At times jaw-droppingly hilarious, Elia Suleiman’s absurdist work here rightfully makes light of the fractured Israeli-Palestinian relations through a series of increasingly outlandish scenarios.
Dir. Elia Suleiman
2002 | Palestine | Drama/Comedy| 92 mins | 1.85:1 | Arabic, Hebrew & English
Cast: Elia Suleiman, Manal Khader, George Ibrahim
Plot: Separated by a checkpoint, Palestinian lovers from Jerusalem and Ramallah arrange clandestine meetings.
Awards: Won Jury Prize & FIPRESCI Prize (Cannes)
International Sales: Pyramide Intl
Subject Matter: Moderate/Absurdist
Narrative Style: Slightly Complex
Pace: Slightly Slow
Audience Type: Slightly Arthouse
Elia Suleiman hasn’t made many films, but this is one of his higher-awarded works, winning the Jury Prize at the Cannes Film Festival.
As far as filmmaking style is concerned, Divine Intervention follows the absurdist brand of cinema that privileges comical situations that are executed in a serious tone, with little in dialogue or even in plotting to disrupt the characters’ daily routines.
Suleiman plays one of the film’s more significant characters, who regularly meets up with a woman he likes at a makeshift carpark beside an Israeli checkpoint. They are Palestinian lovers separated by politics, one from Jerusalem, the other from Ramallah.

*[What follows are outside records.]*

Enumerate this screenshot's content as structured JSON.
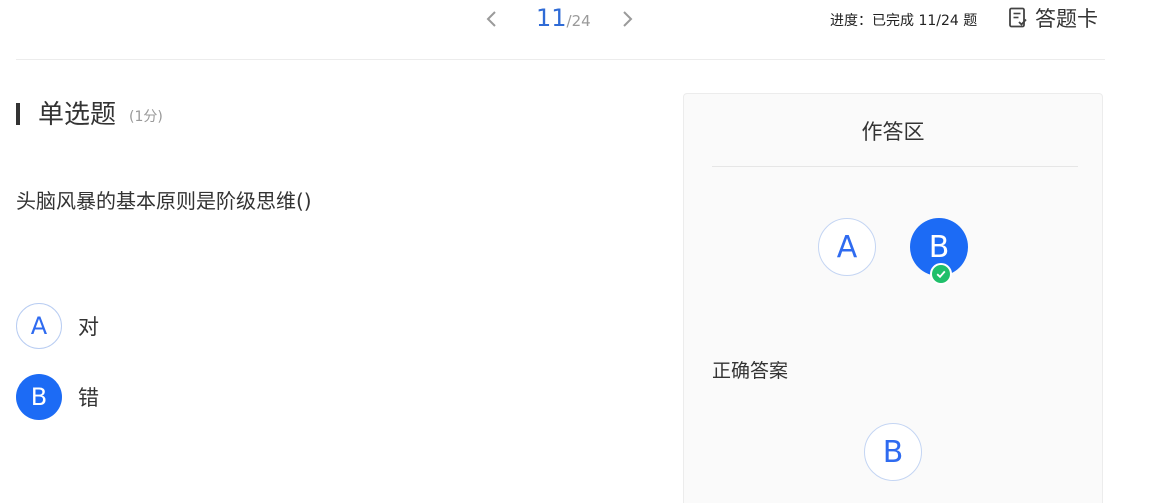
{
  "navigation": {
    "prev_icon": "chevron-left-icon",
    "next_icon": "chevron-right-icon",
    "current": "11",
    "total": "/24"
  },
  "progress": {
    "text": "进度：已完成 11/24 题"
  },
  "answer_card": {
    "icon": "answer-sheet-icon",
    "label": "答题卡"
  },
  "question": {
    "type": "单选题",
    "score": "(1分)",
    "text": "头脑风暴的基本原则是阶级思维()",
    "options": [
      {
        "letter": "A",
        "text": "对",
        "selected": false
      },
      {
        "letter": "B",
        "text": "错",
        "selected": true
      }
    ]
  },
  "answer_panel": {
    "title": "作答区",
    "choices": [
      {
        "letter": "A",
        "selected": false
      },
      {
        "letter": "B",
        "selected": true
      }
    ],
    "check_icon": "check-circle-icon",
    "correct_label": "正确答案",
    "correct_answer": "B"
  },
  "colors": {
    "accent": "#1c6bf5",
    "accent_text": "#2f6bd6",
    "success": "#1fbf6a",
    "panel_bg": "#fafafa"
  }
}
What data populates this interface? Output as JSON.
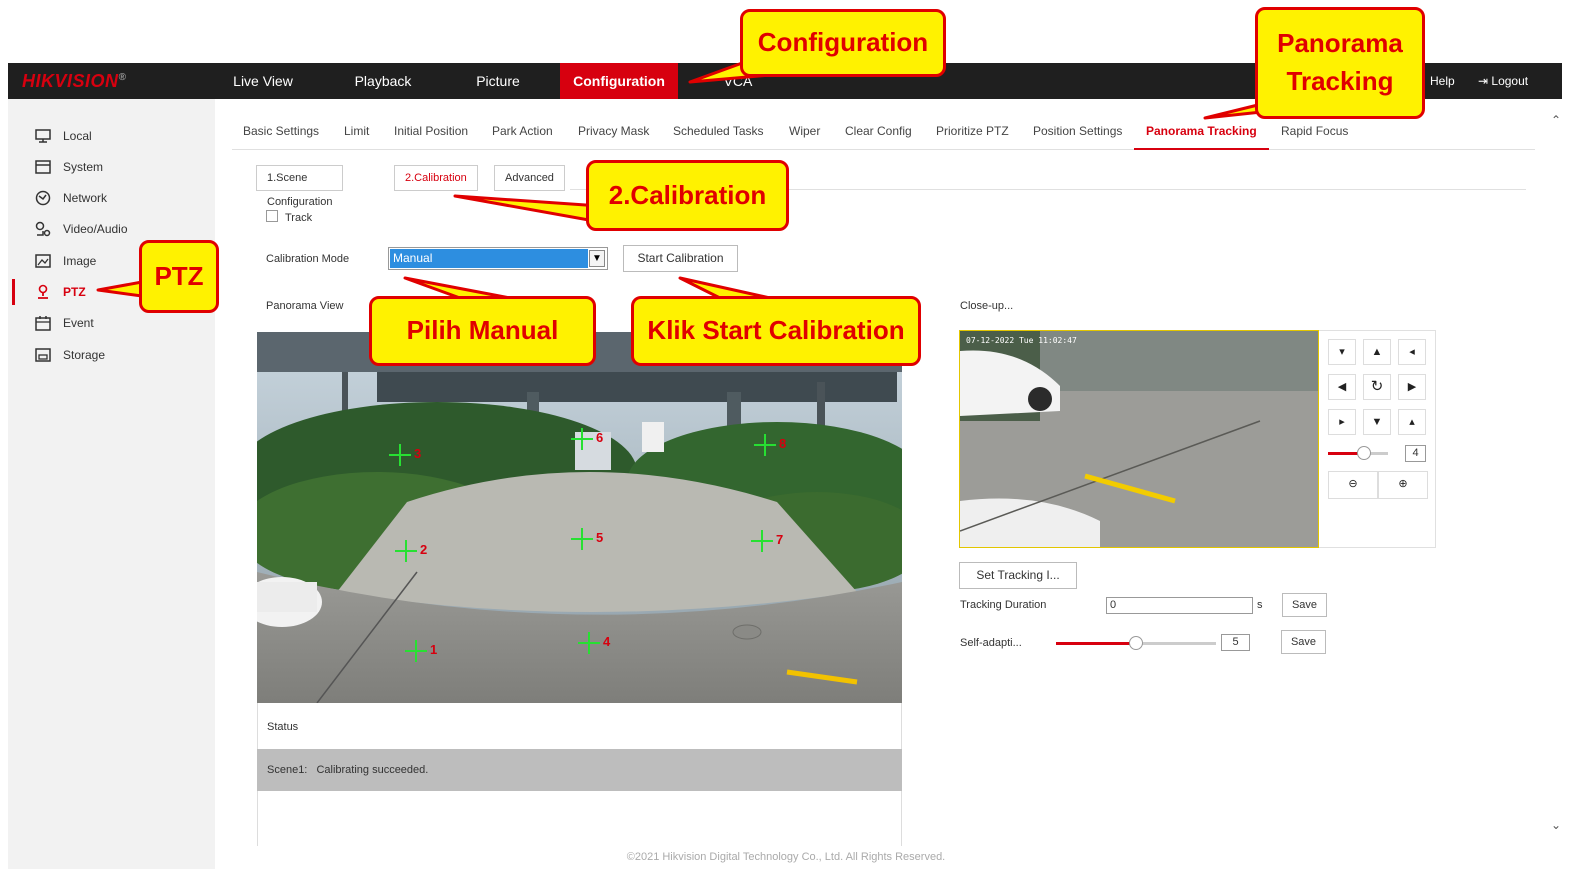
{
  "brand": {
    "name": "HIKVISION",
    "reg": "®"
  },
  "nav": {
    "items": [
      "Live View",
      "Playback",
      "Picture",
      "Configuration",
      "VCA"
    ],
    "active": "Configuration",
    "help": "Help",
    "logout": "Logout"
  },
  "sidebar": {
    "items": [
      {
        "label": "Local",
        "icon": "monitor-icon"
      },
      {
        "label": "System",
        "icon": "system-icon"
      },
      {
        "label": "Network",
        "icon": "globe-icon"
      },
      {
        "label": "Video/Audio",
        "icon": "mic-icon"
      },
      {
        "label": "Image",
        "icon": "image-icon"
      },
      {
        "label": "PTZ",
        "icon": "ptz-icon"
      },
      {
        "label": "Event",
        "icon": "calendar-icon"
      },
      {
        "label": "Storage",
        "icon": "storage-icon"
      }
    ],
    "active": "PTZ"
  },
  "subtabs": {
    "items": [
      "Basic Settings",
      "Limit",
      "Initial Position",
      "Park Action",
      "Privacy Mask",
      "Scheduled Tasks",
      "Wiper",
      "Clear Config",
      "Prioritize PTZ",
      "Position Settings",
      "Panorama Tracking",
      "Rapid Focus"
    ],
    "active": "Panorama Tracking"
  },
  "steps": {
    "items": [
      "1.Scene Configuration",
      "2.Calibration",
      "Advanced"
    ],
    "active": "2.Calibration"
  },
  "track": {
    "label": "Track",
    "checked": false
  },
  "calibration": {
    "mode_label": "Calibration Mode",
    "mode_value": "Manual",
    "start_button": "Start Calibration"
  },
  "panorama": {
    "label": "Panorama View",
    "markers": [
      "1",
      "2",
      "3",
      "4",
      "5",
      "6",
      "7",
      "8"
    ]
  },
  "status": {
    "label": "Status",
    "scene": "Scene1:",
    "message": "Calibrating succeeded."
  },
  "closeup": {
    "label": "Close-up...",
    "timestamp": "07-12-2022 Tue 11:02:47"
  },
  "ptz": {
    "speed": "4"
  },
  "tracking": {
    "set_button": "Set Tracking I...",
    "duration_label": "Tracking Duration",
    "duration_value": "0",
    "duration_unit": "s",
    "save": "Save",
    "self_adapt_label": "Self-adapti...",
    "self_adapt_value": "5",
    "self_adapt_level": 0.5
  },
  "footer": "©2021 Hikvision Digital Technology Co., Ltd. All Rights Reserved.",
  "callouts": {
    "configuration": "Configuration",
    "panorama_line1": "Panorama",
    "panorama_line2": "Tracking",
    "calibration": "2.Calibration",
    "ptz": "PTZ",
    "manual": "Pilih Manual",
    "start": "Klik Start Calibration"
  },
  "colors": {
    "accent": "#d7000f",
    "callout_bg": "#fff200",
    "callout_border": "#e00000",
    "marker": "#27e032"
  }
}
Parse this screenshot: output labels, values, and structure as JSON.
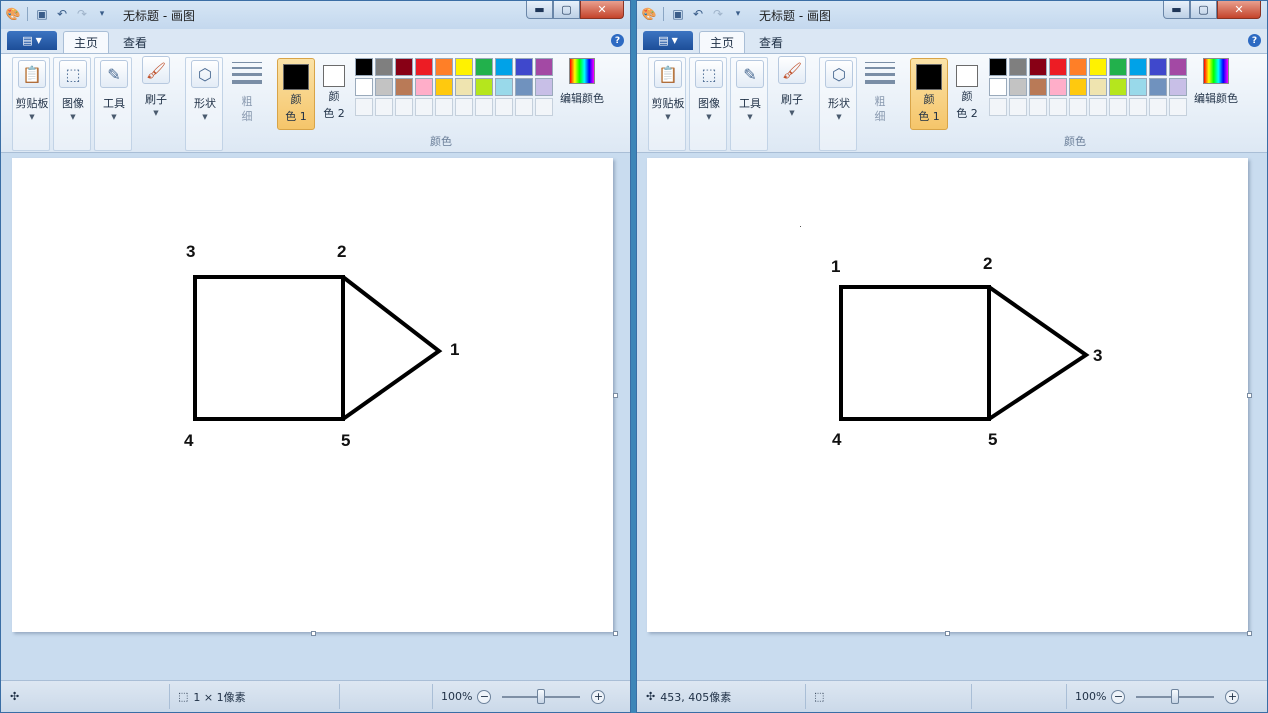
{
  "windows": [
    {
      "title": "无标题 - 画图",
      "tabs": [
        "主页",
        "查看"
      ],
      "ribbon": {
        "clipboard": "剪贴板",
        "image": "图像",
        "tools": "工具",
        "brushes": "刷子",
        "shapes": "形状",
        "thickness_a": "粗",
        "thickness_b": "细",
        "color1_a": "颜",
        "color1_b": "色 1",
        "color2_a": "颜",
        "color2_b": "色 2",
        "edit_colors": "编辑颜色",
        "colors_group": "颜色"
      },
      "shape_labels": [
        "3",
        "2",
        "1",
        "4",
        "5"
      ],
      "status": {
        "position": "",
        "selection": "1 × 1像素",
        "zoom": "100%"
      }
    },
    {
      "title": "无标题 - 画图",
      "tabs": [
        "主页",
        "查看"
      ],
      "ribbon": {
        "clipboard": "剪贴板",
        "image": "图像",
        "tools": "工具",
        "brushes": "刷子",
        "shapes": "形状",
        "thickness_a": "粗",
        "thickness_b": "细",
        "color1_a": "颜",
        "color1_b": "色 1",
        "color2_a": "颜",
        "color2_b": "色 2",
        "edit_colors": "编辑颜色",
        "colors_group": "颜色"
      },
      "shape_labels": [
        "1",
        "2",
        "3",
        "4",
        "5"
      ],
      "status": {
        "position": "453, 405像素",
        "selection": "",
        "zoom": "100%"
      }
    }
  ],
  "palette": {
    "row1": [
      "#000000",
      "#7f7f7f",
      "#880015",
      "#ed1c24",
      "#ff7f27",
      "#fff200",
      "#22b14c",
      "#00a2e8",
      "#3f48cc",
      "#a349a4"
    ],
    "row2": [
      "#ffffff",
      "#c3c3c3",
      "#b97a57",
      "#ffaec9",
      "#ffc90e",
      "#efe4b0",
      "#b5e61d",
      "#99d9ea",
      "#7092be",
      "#c8bfe7"
    ],
    "color1": "#000000",
    "color2": "#ffffff"
  },
  "icons": {
    "clipboard": "clipboard-icon",
    "image": "select-icon",
    "tools": "tools-icon",
    "brushes": "brush-icon",
    "shapes": "shapes-icon",
    "zoom_out": "zoom-out-icon",
    "zoom_in": "zoom-in-icon"
  }
}
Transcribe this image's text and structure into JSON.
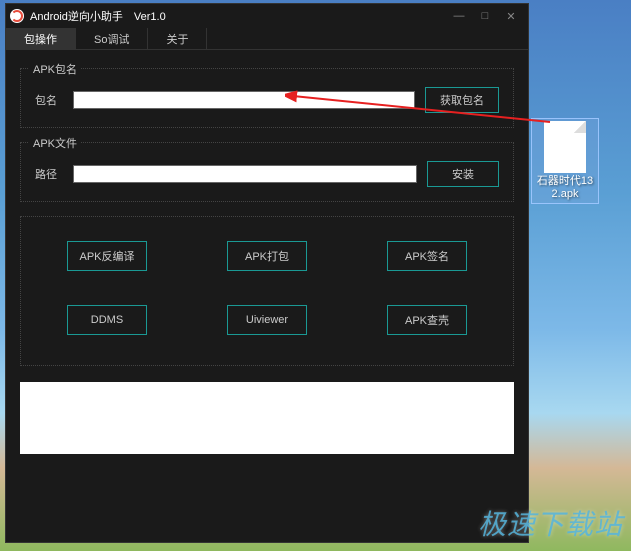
{
  "window": {
    "title": "Android逆向小助手　Ver1.0"
  },
  "tabs": {
    "t0": "包操作",
    "t1": "So调试",
    "t2": "关于"
  },
  "section1": {
    "legend": "APK包名",
    "label": "包名",
    "value": "",
    "button": "获取包名"
  },
  "section2": {
    "legend": "APK文件",
    "label": "路径",
    "value": "",
    "button": "安装"
  },
  "actions": {
    "a0": "APK反编译",
    "a1": "APK打包",
    "a2": "APK签名",
    "a3": "DDMS",
    "a4": "Uiviewer",
    "a5": "APK查壳"
  },
  "desktop": {
    "filename": "石器时代132.apk"
  },
  "watermark": "极速下载站"
}
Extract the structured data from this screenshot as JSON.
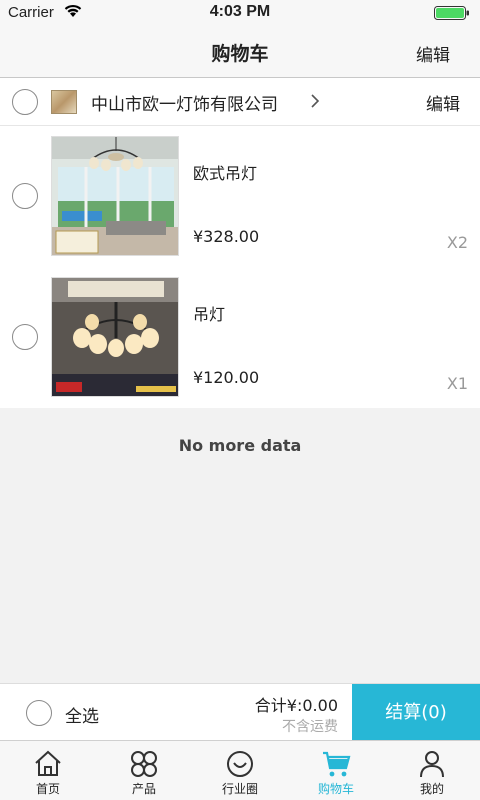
{
  "status": {
    "carrier": "Carrier",
    "time": "4:03 PM"
  },
  "nav": {
    "title": "购物车",
    "edit_label": "编辑"
  },
  "store": {
    "name": "中山市欧一灯饰有限公司",
    "edit_label": "编辑"
  },
  "items": [
    {
      "name": "欧式吊灯",
      "price": "¥328.00",
      "qty": "X2"
    },
    {
      "name": "吊灯",
      "price": "¥120.00",
      "qty": "X1"
    }
  ],
  "list_footer": "No more data",
  "checkout": {
    "select_all": "全选",
    "total": "合计¥:0.00",
    "shipping_note": "不含运费",
    "button": "结算(0)"
  },
  "tabs": [
    {
      "label": "首页",
      "icon": "home-icon"
    },
    {
      "label": "产品",
      "icon": "grid-icon"
    },
    {
      "label": "行业圈",
      "icon": "smile-icon"
    },
    {
      "label": "购物车",
      "icon": "cart-icon",
      "active": true
    },
    {
      "label": "我的",
      "icon": "user-icon"
    }
  ],
  "colors": {
    "accent": "#27b7d6",
    "background": "#f2f2f2"
  }
}
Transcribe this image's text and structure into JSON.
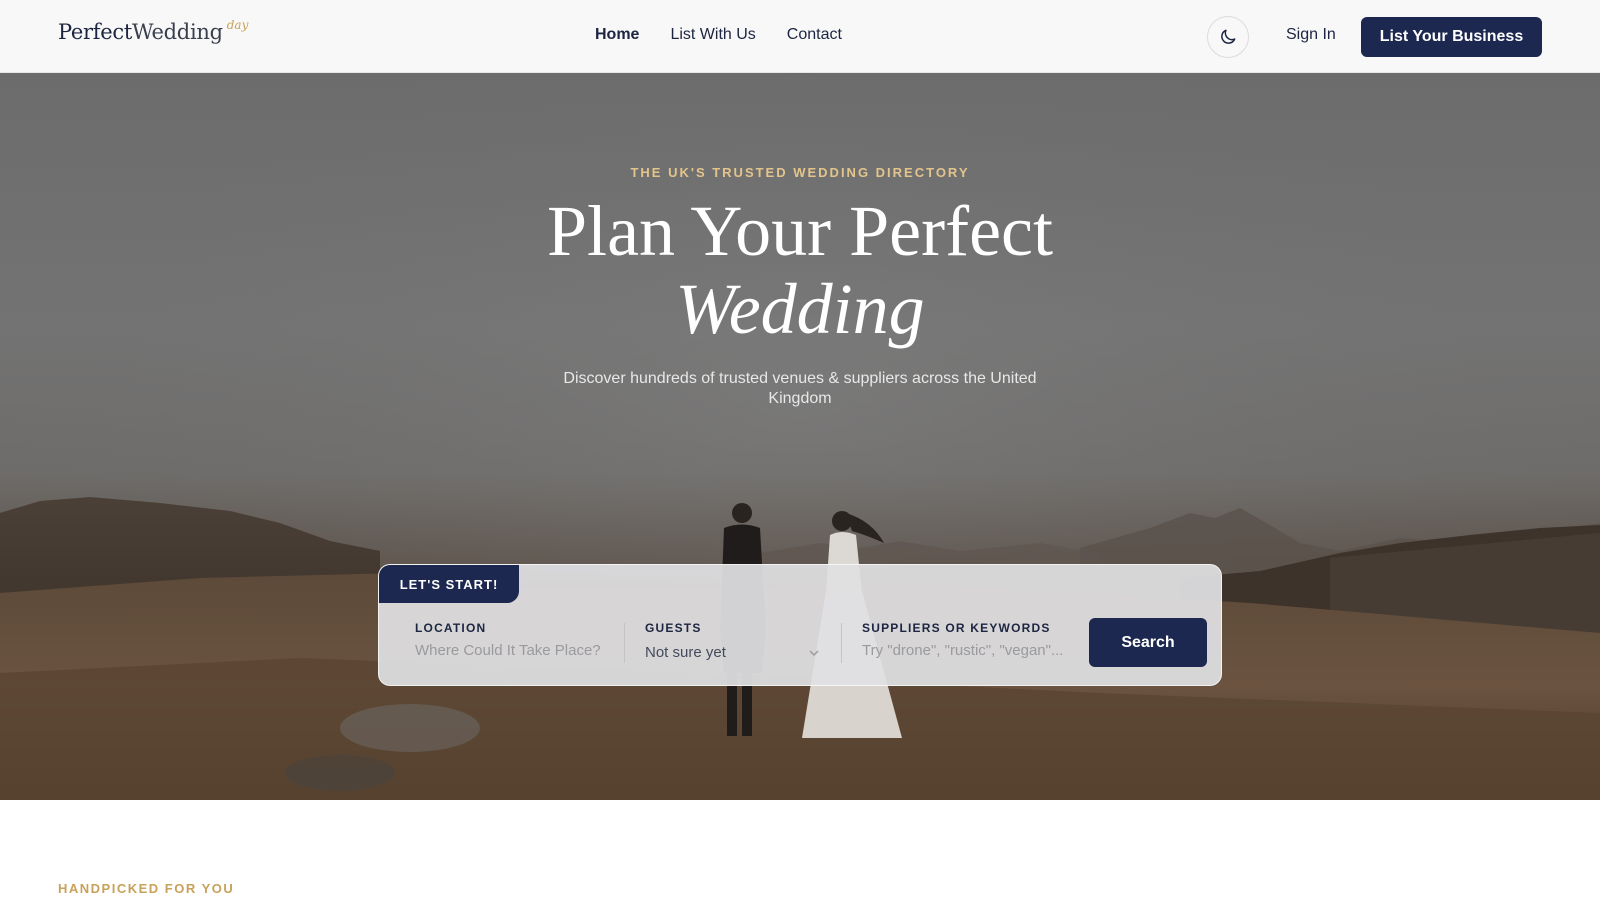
{
  "logo": {
    "part1": "Perfect",
    "part2": "Wedding",
    "part3": "day"
  },
  "nav": {
    "items": [
      "Home",
      "List With Us",
      "Contact"
    ]
  },
  "header": {
    "theme_icon": "moon-icon",
    "signin_label": "Sign In",
    "cta_label": "List Your Business"
  },
  "hero": {
    "eyebrow": "THE UK'S TRUSTED WEDDING DIRECTORY",
    "title_line1": "Plan Your Perfect",
    "title_line2": "Wedding",
    "subtitle": "Discover hundreds of trusted venues & suppliers across the United Kingdom"
  },
  "search": {
    "tab_label": "LET'S START!",
    "location": {
      "label": "LOCATION",
      "placeholder": "Where Could It Take Place?"
    },
    "guests": {
      "label": "GUESTS",
      "value": "Not sure yet"
    },
    "keywords": {
      "label": "SUPPLIERS OR KEYWORDS",
      "placeholder": "Try \"drone\", \"rustic\", \"vegan\"..."
    },
    "button_label": "Search"
  },
  "section": {
    "eyebrow": "HANDPICKED FOR YOU"
  },
  "colors": {
    "navy": "#1c2850",
    "gold": "#c8a15a",
    "hero_gold": "#e3c48a"
  }
}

Their story forms the central narrative of Divine Intervention, but Suleiman takes time to paint fringe scenarios of life of several townspeople as well, some of which can be jaw-droppingly hilarious.
He rightfully makes light of the fractured Israeli-Palestinian relations through capturing a series of repetitive if sometimes dour behaviour, while jarringly (if creatively) forcing in several ‘fantasy’ sequences that becomes increasingly outlandish—one of which sees a female Palestinian ninja with superpowers fighting against a group of heavily-armed Israeli men.
It must be so frustrating to live in a climate of policing, hate and fear, but Divine Intervention is overall still a light-hearted take. One of its strongest themes is ‘love thy neighbour’, or the lack thereof, showing that even when politics is taken out of the question, people can still be antagonistic toward one another.
When a man dressed up as Santa Claus bearing gifts gets chased by a group of boys bearing stones in the opening scene, you know what you are getting into in this seriocomedy. There is also a nice homage to Albert Lamorisse’s The Red Balloon (1956).